PLIBERSEK:  Well I haven't spoken to them about it, but I can't answer whether they've been talking to my colleagues. Look, we've said all along that we don't think the National Energy Guarantee is the best way to bring down prices, provide certainty and increase investment in renewables. We preferred our system, the carbon pollution reduction scheme, the other programs that we have suggested in the past to increase investment in renewable energy, but we said we'd work with the Government. We said we'd work with them on their Emissions Intensity Scheme, then they dumped their Emissions Intensity Scheme. We said we'd work with the Government on a Clean Energy Target, and then they dumped the Clean Energy Target. We've also said we're prepared to work on this National Energy Guarantee with them - they can't get it through their party room. They are in chaos at the moment, with the former Prime Minister, the former Deputy Prime Minister and varying accounts of whether it's half a dozen or ten MPs prepared to cross the floor, ministers preparing to resign, so Labor's not the problem here. The problem here is the Liberals and the Nationals can't agree amongst themselves what their energy  policy should be. Now we have our criticisms of National Energy Guarantee. We say that the very low ambition for pollution reduction means we won't see new investment in renewables. That's a problem because the price of renewables is getting cheaper all the time. Adding more renewables to our national energy market is a good thing for the future. The reason we've seen some price drops recently is because of actions that we've taken in the past to increase investment in renewables going into the grid. So we say we are prepared to work with the Government but not if they present a policy that is so unambitious when it comes to pollution reduction that it will see no new renewables built over the next decade and not when they're talking amongst themselves about putting billions of dollars of taxpayers money into new coal.
 
JOURNALIST: There is a chance (inaudible) of the federal element of the National Energy Guarantee as legislation could go to the Parliament next week. What is Labor wanting to see though? I mean, the legislation is going to say 26 per cent, Labor's currently arguing 45 per cent, what common ground is there to try and get something?
 
PLIBERSEK: Well we could not have been clearer over the last year.

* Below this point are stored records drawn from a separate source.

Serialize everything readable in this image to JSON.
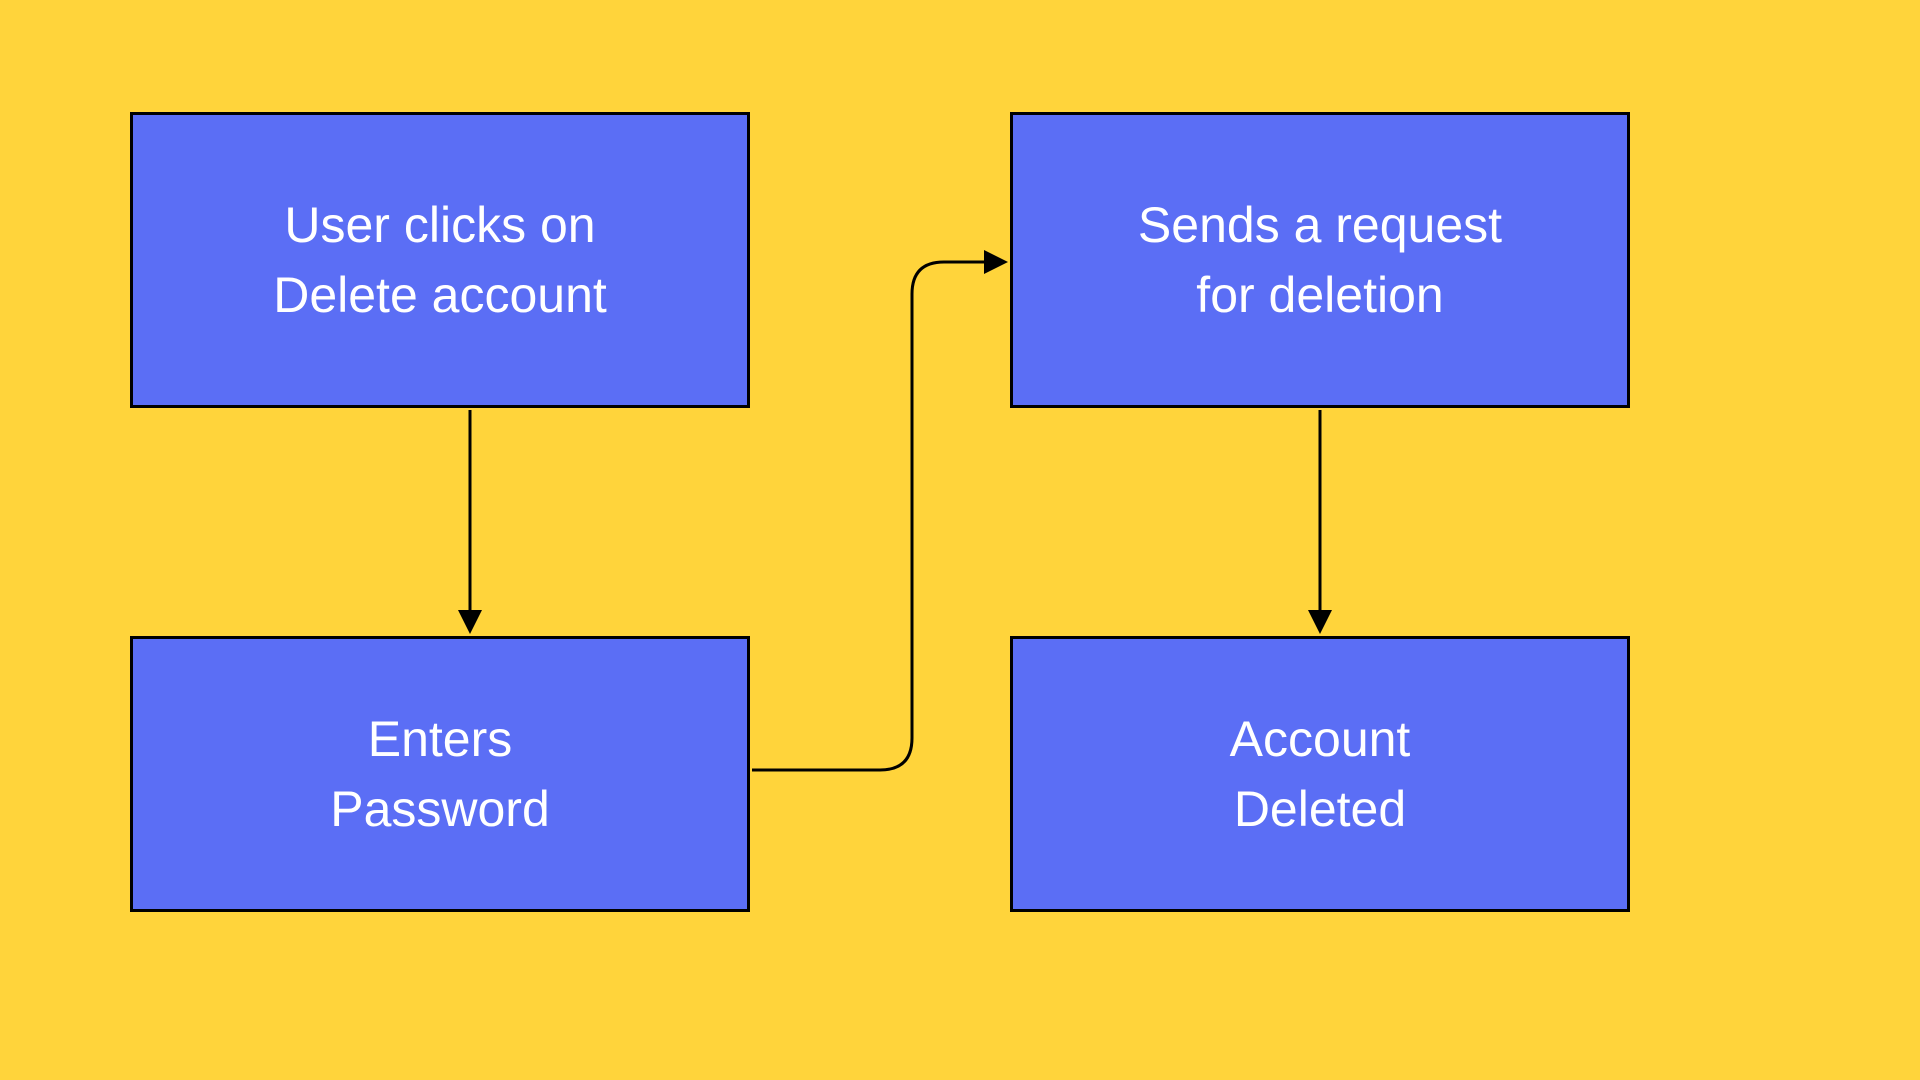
{
  "diagram": {
    "nodes": {
      "n1": {
        "label": "User clicks on\nDelete  account"
      },
      "n2": {
        "label": "Enters\nPassword"
      },
      "n3": {
        "label": "Sends a request\nfor deletion"
      },
      "n4": {
        "label": "Account\nDeleted"
      }
    },
    "edges": [
      {
        "from": "n1",
        "to": "n2"
      },
      {
        "from": "n2",
        "to": "n3"
      },
      {
        "from": "n3",
        "to": "n4"
      }
    ],
    "colors": {
      "background": "#ffd43b",
      "node_fill": "#5b6ef5",
      "node_border": "#000000",
      "arrow": "#000000",
      "text": "#ffffff"
    }
  }
}
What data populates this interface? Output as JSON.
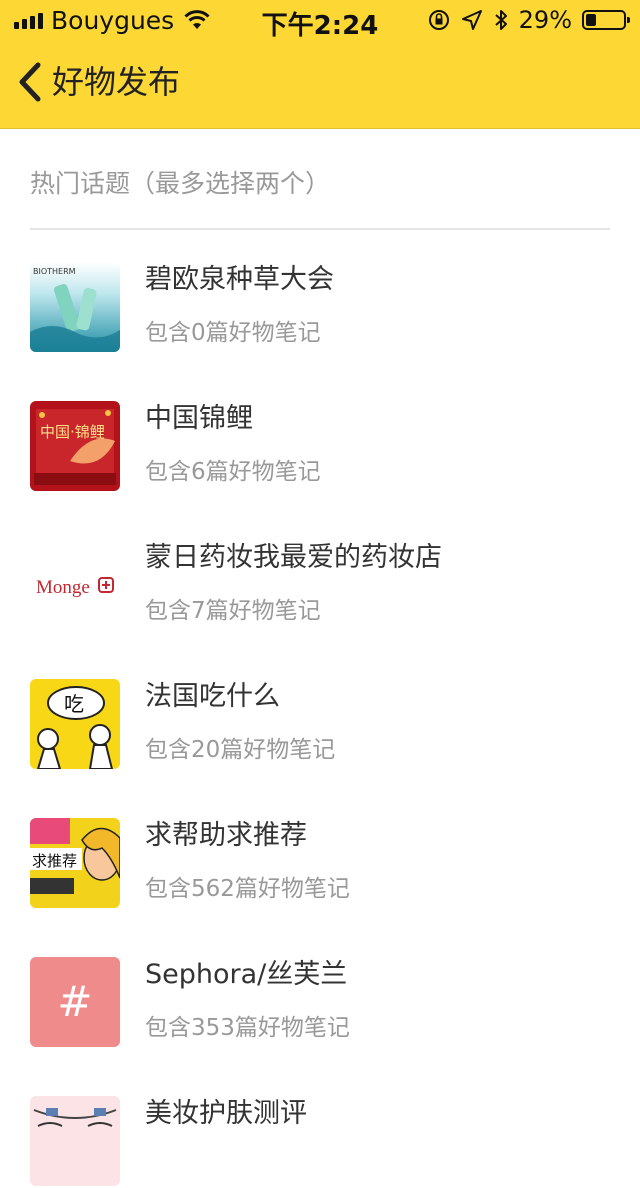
{
  "status_bar": {
    "carrier": "Bouygues",
    "time": "下午2:24",
    "battery_text": "29%",
    "battery_level": 0.29
  },
  "nav": {
    "title": "好物发布"
  },
  "section": {
    "title": "热门话题（最多选择两个）"
  },
  "topics": [
    {
      "name": "碧欧泉种草大会",
      "count": "包含0篇好物笔记",
      "thumb_caption": "BIOTHERM"
    },
    {
      "name": "中国锦鲤",
      "count": "包含6篇好物笔记",
      "thumb_caption": "中国·锦鲤"
    },
    {
      "name": "蒙日药妆我最爱的药妆店",
      "count": "包含7篇好物笔记",
      "thumb_caption": "Monge"
    },
    {
      "name": "法国吃什么",
      "count": "包含20篇好物笔记",
      "thumb_caption": "吃"
    },
    {
      "name": "求帮助求推荐",
      "count": "包含562篇好物笔记",
      "thumb_caption": "求推荐"
    },
    {
      "name": "Sephora/丝芙兰",
      "count": "包含353篇好物笔记",
      "thumb_caption": "#"
    },
    {
      "name": "美妆护肤测评",
      "count": "",
      "thumb_caption": ""
    }
  ],
  "colors": {
    "nav_bg": "#fdd835",
    "accent_hash": "#f08b8b"
  }
}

It's not just the last few weeks on the National Energy Guarantee but right through the Emissions Intensity Scheme, the Clean Energy Target, when the Government received the report from the Chief Scientist we said that's terrific, that's a good place to start, let's start talking. We have been clear all the way along that we want the climate and energy issues settled. We think that the uncertainty in our energy markets is pushing up prices and driving down investment in renewables. We want to see cheaper energy, less pollution, more jobs and more renewables in our energy sector. 
 
JOURNALIST: (inaudible)
 
PLIBERSEK: I'm sorry I didn't hear the question.
 
JOURNALIST: Are you willing to settle at 26 per cent?
 
PLIBERSEK: Well 26 per cent is so low. 26 per cent is just about business as usual. It's barely better than we would get if we did nothing, so 26 per cent is something that we would find very, very difficult to support. Thank you very much everyone.
 
ENDS